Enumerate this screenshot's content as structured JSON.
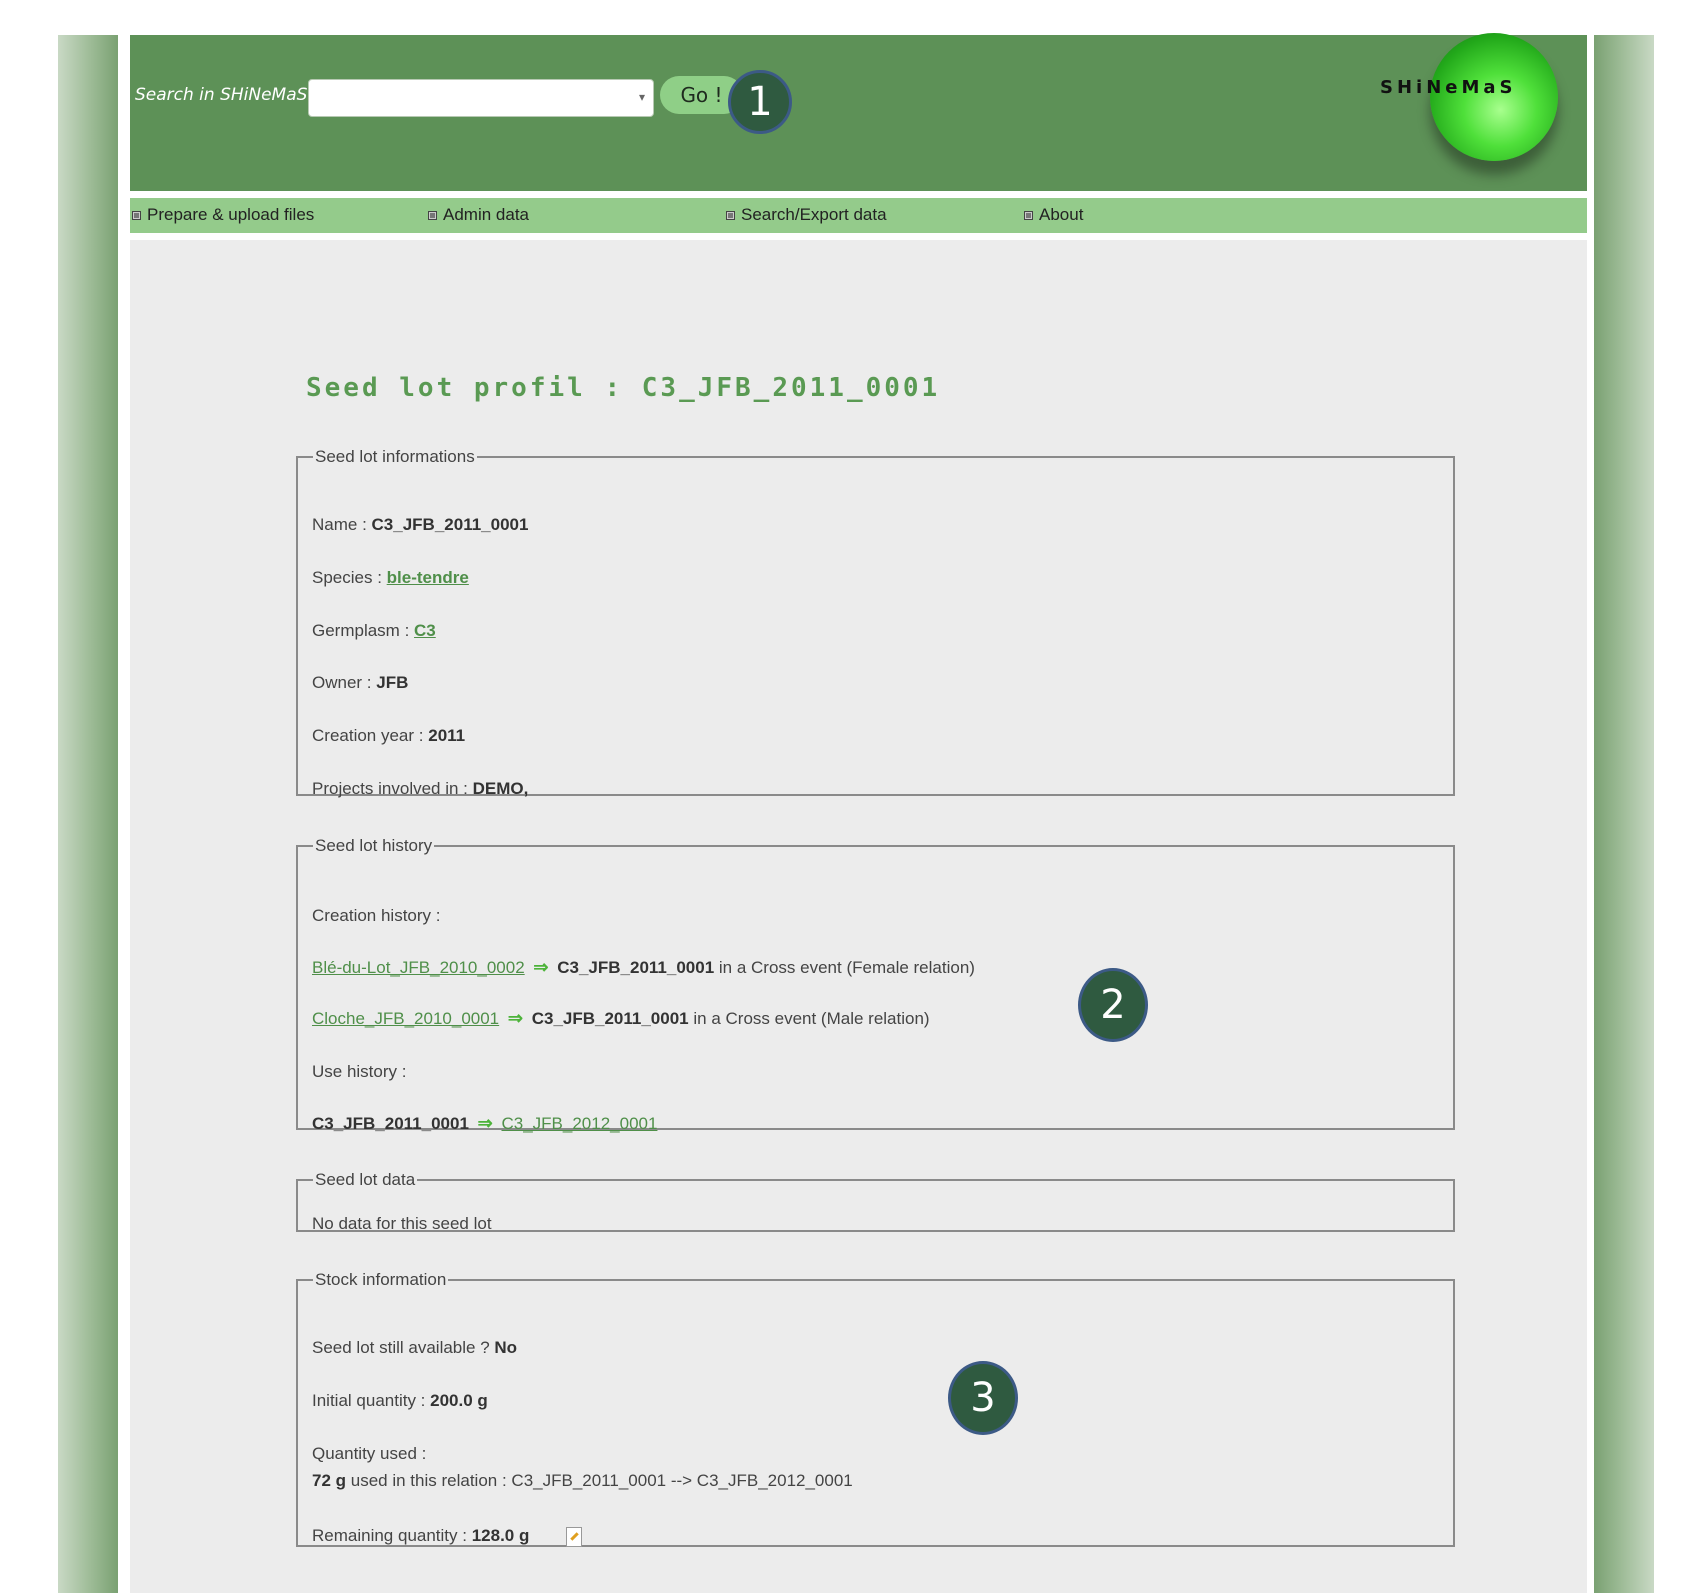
{
  "header": {
    "search_label": "Search in SHiNeMaS :",
    "search_value": "",
    "go_label": "Go !",
    "logo_text": "SHiNeMaS"
  },
  "badges": [
    "1",
    "2",
    "3"
  ],
  "nav": {
    "items": [
      {
        "label": "Prepare & upload files"
      },
      {
        "label": "Admin data"
      },
      {
        "label": "Search/Export data"
      },
      {
        "label": "About"
      }
    ]
  },
  "page": {
    "title": "Seed lot profil : C3_JFB_2011_0001"
  },
  "info": {
    "legend": "Seed lot informations",
    "name_label": "Name :",
    "name_value": "C3_JFB_2011_0001",
    "species_label": "Species :",
    "species_value": "ble-tendre",
    "germplasm_label": "Germplasm :",
    "germplasm_value": "C3",
    "owner_label": "Owner :",
    "owner_value": "JFB",
    "year_label": "Creation year :",
    "year_value": "2011",
    "projects_label": "Projects involved in :",
    "projects_value": "DEMO,"
  },
  "history": {
    "legend": "Seed lot history",
    "creation_label": "Creation history :",
    "creation_rows": [
      {
        "source": "Blé-du-Lot_JFB_2010_0002",
        "target": "C3_JFB_2011_0001",
        "text": "in a Cross event (Female relation)"
      },
      {
        "source": "Cloche_JFB_2010_0001",
        "target": "C3_JFB_2011_0001",
        "text": "in a Cross event (Male relation)"
      }
    ],
    "use_label": "Use history :",
    "use_rows": [
      {
        "source": "C3_JFB_2011_0001",
        "target": "C3_JFB_2012_0001"
      }
    ]
  },
  "data_section": {
    "legend": "Seed lot data",
    "empty_text": "No data for this seed lot"
  },
  "stock": {
    "legend": "Stock information",
    "available_label": "Seed lot still available ?",
    "available_value": "No",
    "initial_label": "Initial quantity :",
    "initial_value": "200.0 g",
    "used_label": "Quantity used :",
    "used_amount": "72 g",
    "used_text": "used in this relation : C3_JFB_2011_0001 --> C3_JFB_2012_0001",
    "remaining_label": "Remaining quantity :",
    "remaining_value": "128.0 g"
  },
  "icons": {
    "arrow": "⇒",
    "dropdown": "▾",
    "edit": "edit-icon"
  }
}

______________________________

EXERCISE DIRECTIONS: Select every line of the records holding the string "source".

RESPONSE TO THE EXERCISE:
        "source": "Blé-du-Lot_JFB_2010_0002",
        "source": "Cloche_JFB_2010_0001",
        "source": "C3_JFB_2011_0001",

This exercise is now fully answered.